## THE DATA:
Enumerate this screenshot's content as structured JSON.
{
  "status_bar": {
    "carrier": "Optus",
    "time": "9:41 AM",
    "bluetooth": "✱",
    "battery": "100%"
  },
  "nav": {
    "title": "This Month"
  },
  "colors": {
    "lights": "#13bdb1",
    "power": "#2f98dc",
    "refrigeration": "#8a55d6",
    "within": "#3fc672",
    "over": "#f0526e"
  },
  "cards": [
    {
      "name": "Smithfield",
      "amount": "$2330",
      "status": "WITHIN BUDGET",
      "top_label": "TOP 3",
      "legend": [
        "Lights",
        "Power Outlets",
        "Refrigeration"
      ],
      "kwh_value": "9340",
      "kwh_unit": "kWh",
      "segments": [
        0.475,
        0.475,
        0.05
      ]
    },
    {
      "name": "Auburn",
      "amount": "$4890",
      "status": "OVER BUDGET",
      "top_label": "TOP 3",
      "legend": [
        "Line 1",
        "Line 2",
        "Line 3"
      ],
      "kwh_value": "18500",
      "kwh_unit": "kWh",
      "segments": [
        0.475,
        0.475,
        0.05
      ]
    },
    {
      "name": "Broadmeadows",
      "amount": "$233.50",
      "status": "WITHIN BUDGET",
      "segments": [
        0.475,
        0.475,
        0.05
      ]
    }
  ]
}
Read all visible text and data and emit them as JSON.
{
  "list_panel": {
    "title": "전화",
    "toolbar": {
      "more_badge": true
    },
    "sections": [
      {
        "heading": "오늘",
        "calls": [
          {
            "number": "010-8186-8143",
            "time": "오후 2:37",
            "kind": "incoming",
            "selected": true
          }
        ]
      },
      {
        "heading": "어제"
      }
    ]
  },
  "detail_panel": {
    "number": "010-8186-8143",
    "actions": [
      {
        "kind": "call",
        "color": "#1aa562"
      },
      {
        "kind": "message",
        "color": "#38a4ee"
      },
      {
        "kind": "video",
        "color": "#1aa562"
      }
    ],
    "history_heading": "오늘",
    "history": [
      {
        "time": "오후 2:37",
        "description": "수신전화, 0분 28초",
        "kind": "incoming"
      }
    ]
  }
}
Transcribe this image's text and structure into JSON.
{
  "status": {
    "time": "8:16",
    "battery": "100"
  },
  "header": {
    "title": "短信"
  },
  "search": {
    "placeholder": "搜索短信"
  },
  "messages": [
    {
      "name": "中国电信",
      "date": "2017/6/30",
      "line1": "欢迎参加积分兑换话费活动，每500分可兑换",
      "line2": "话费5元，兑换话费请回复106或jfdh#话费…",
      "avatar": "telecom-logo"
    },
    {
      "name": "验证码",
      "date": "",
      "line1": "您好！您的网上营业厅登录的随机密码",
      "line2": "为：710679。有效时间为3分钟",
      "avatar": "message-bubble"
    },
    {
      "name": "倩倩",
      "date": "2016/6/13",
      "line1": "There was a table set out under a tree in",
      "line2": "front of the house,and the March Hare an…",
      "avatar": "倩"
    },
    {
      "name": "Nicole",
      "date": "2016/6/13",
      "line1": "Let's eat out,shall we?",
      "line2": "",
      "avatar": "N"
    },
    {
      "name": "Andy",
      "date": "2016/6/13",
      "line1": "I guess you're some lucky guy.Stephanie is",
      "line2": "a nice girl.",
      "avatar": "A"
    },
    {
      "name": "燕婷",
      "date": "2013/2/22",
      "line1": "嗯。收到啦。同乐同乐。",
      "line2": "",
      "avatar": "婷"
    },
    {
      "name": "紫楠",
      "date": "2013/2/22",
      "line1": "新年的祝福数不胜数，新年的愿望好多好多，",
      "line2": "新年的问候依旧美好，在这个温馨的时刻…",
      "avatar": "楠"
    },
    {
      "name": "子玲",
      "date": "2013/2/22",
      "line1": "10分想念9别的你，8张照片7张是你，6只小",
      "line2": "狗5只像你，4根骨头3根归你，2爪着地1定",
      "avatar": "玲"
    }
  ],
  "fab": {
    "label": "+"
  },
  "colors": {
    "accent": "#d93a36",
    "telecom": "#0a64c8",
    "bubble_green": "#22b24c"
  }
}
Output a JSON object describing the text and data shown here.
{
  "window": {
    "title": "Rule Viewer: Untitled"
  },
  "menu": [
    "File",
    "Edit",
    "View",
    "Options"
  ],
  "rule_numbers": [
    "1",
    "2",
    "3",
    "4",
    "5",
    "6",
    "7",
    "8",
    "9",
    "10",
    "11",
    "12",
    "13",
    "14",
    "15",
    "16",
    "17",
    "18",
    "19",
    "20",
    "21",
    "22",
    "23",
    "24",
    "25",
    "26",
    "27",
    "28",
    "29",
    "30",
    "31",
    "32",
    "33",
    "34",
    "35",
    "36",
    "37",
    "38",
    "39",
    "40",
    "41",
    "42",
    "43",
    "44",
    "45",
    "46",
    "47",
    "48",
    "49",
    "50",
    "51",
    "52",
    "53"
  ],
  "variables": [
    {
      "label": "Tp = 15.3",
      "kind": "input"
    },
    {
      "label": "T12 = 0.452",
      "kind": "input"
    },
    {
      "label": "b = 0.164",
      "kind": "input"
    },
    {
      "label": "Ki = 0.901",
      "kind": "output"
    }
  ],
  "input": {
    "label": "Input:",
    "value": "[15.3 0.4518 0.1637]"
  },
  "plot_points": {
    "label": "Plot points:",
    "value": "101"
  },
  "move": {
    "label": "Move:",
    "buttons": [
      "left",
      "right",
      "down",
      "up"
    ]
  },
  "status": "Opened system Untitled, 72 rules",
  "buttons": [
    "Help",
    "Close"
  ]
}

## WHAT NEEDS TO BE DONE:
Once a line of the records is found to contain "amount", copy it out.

## SOLUTION:
      "amount": "$2330",
      "amount": "$4890",
      "amount": "$233.50",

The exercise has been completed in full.